Home Grown Food: How to benefit yourself and your community
Growing fruits and vegetables is a rewarding way to make healthy improvements to your life, the environment and your community.
When you grow your food using organic practices, and forego chemical fertilizers and pesticides, you’ll contribute to healthier soil and water in your neighbourhood. You’ll also be limiting the amount of vehicular emissions that are created when foods are shipped in from far-away places, sometimes from as far away as the other side of the world.
There are a variety of personal health benefits to growing your own food. Your body gets the most nutrition and the most vitamins by eating foods straight from the garden. Gardening is a great form of exercise and the intensity can be modified to suit a wide range of abilities. Bending, lifting, walking and stretching can be regular parts of a gardening session and breathing in the fresh air is a wonderful way to decompress and feel more connected to the natural world.
There are also a host of financial benefits from growing your own food. As the harvest season arrives, you could be spending less money at the grocery store’s produce department and filling your pantry and refrigerator with your own crops. A packet of seeds can cost just a few dollars and if you save the seeds from heirloom varieties, you won’t have to buy seeds at all the following year. When you grow more than your family and friends can immediately eat, consider preserving the harvest to enjoy throughout the winter. This can be done by canning, dehydrating, freezing and fermenting. You may also experience less food wastage in the kitchen because when you spend your own time and energy growing food and feel a sense of pride with what you’ve harvested, you will more likely eat it rather than see it shrivel in the fridge. Not to mention, veggies taste so much better when you’ve grown them yourself. —that alone will have you eating more of them!

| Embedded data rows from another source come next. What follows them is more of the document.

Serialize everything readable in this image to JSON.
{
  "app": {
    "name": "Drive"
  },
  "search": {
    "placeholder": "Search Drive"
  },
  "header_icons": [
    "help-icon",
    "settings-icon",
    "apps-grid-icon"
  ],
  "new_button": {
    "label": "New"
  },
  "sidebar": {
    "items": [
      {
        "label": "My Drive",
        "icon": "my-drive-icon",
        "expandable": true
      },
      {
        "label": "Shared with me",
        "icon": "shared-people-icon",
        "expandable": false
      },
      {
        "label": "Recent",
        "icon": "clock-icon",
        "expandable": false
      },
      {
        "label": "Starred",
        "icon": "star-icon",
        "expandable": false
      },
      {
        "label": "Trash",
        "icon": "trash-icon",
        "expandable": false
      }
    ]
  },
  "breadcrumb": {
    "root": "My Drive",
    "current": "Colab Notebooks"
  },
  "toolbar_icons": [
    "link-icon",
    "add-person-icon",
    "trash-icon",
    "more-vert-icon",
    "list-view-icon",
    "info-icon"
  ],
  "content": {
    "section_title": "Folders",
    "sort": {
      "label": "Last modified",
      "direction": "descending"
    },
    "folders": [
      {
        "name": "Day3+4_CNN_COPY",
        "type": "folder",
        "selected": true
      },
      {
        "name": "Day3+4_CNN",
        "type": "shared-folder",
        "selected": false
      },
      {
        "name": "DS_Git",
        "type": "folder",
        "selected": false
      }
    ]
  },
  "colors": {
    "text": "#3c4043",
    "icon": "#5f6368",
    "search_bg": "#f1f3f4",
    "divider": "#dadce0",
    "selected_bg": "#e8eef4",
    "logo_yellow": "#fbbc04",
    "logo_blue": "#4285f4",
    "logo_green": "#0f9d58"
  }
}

Gardening also gives you the option of calming solitude or the bustle of gregarious activity. You can garden alone, with your friends, neighbours and family, or you could become a volunteer at a local community garden – like at Springbank Community Gardens at rare Charitable Research Reserve. With over 15,000 square feet dedicated to growing produce for local food banks, there is plenty of opportunity to meet other gardeners, learn new skills and help your local community. For more information about the gardens at rare, or to become a garden volunteer, please contact rare’s Garden Coordinator, Taryn Jarvis at firstname.lastname@example.org or 519-650-9336 x115.
By Taryn Jarvis, rare’s Property, Facility & Garden Coordinator
Photo by: T. Jarvis,